Not a hole that worms live in, but the kind that spaceships use to bounce around the galaxy. Science Daily explains how Spanish scientists have created a wormhole in the lab:
Scientists in the Department of Physics at the Universitat Autònoma de Barcelona have designed and created in the laboratory the first experimental ‘wormhole’ that can connect two regions of space magnetically. This consists of a tunnel that transfers the magnetic field from one point to the other while keeping it undetectable — invisible — all the way.
The researchers used metamaterials and metasurfaces to build the tunnel experimentally, so that the magnetic field from a source, such as a magnet or a an electromagnet, appears at the other end of the ‘wormhole’ as an isolated magnetic monopole. This result is strange enough in itself, as magnetic monopoles — magnets with only one pole, whether north or south — do not exist in nature. The overall effect is that of a magnetic field that appears to travel from one point to another through a dimension that lies outside the conventional three dimensions.

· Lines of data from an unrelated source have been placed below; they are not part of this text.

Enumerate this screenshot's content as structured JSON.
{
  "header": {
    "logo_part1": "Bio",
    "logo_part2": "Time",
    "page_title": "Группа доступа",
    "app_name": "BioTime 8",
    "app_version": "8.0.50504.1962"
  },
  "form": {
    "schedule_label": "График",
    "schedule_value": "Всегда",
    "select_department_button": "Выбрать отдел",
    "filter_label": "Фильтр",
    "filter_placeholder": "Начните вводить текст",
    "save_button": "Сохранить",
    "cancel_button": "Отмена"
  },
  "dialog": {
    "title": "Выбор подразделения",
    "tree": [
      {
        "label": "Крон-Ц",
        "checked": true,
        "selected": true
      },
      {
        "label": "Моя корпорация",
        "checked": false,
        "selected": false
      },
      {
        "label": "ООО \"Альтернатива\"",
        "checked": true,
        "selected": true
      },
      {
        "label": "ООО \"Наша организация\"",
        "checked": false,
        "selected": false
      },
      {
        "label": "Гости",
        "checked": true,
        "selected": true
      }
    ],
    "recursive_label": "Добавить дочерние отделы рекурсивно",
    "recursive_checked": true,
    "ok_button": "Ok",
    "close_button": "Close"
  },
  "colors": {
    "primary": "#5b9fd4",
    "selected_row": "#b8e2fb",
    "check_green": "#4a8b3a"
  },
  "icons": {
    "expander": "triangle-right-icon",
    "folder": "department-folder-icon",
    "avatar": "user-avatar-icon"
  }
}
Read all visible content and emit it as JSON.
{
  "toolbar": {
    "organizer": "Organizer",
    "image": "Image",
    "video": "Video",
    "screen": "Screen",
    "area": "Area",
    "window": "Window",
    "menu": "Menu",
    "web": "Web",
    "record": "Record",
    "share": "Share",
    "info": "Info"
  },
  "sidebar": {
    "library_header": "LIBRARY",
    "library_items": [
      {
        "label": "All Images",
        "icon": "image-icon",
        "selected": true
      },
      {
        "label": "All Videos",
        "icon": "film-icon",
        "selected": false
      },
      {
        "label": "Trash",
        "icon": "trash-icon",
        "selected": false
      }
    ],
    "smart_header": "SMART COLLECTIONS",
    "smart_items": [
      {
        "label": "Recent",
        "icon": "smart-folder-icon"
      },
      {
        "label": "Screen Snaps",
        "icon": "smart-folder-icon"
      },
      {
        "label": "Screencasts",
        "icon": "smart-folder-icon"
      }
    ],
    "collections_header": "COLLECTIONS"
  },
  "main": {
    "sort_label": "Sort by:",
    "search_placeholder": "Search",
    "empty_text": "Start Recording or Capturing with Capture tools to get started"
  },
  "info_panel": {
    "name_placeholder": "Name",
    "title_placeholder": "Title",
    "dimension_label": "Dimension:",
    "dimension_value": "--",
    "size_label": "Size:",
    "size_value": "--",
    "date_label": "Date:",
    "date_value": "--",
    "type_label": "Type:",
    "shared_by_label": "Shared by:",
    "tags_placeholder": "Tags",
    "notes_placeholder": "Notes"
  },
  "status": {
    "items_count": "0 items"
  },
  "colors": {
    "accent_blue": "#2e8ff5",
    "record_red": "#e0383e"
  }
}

The ‘wormhole’ in this experiment is a sphere made of different layers: an external layer with a ferromagnetic surface, a second inner layer, made of superconducting material, and a ferromagnetic sheet rolled into a cylinder that crosses the sphere from one end to the other. The sphere is made in such a way as to be magnetically undetectable — invisible, in magnetic field terms — from the exterior.
The magnetic wormhole is an analogy of gravitational ones, as it “changes the topology of space, as if the inner region has been magnetically erased from space,” explains Àlvar Sánchez, the lead researcher.
I’m not sure I understand how “magnetic invisibility” equals “erased from space,” but I’ll go with this one.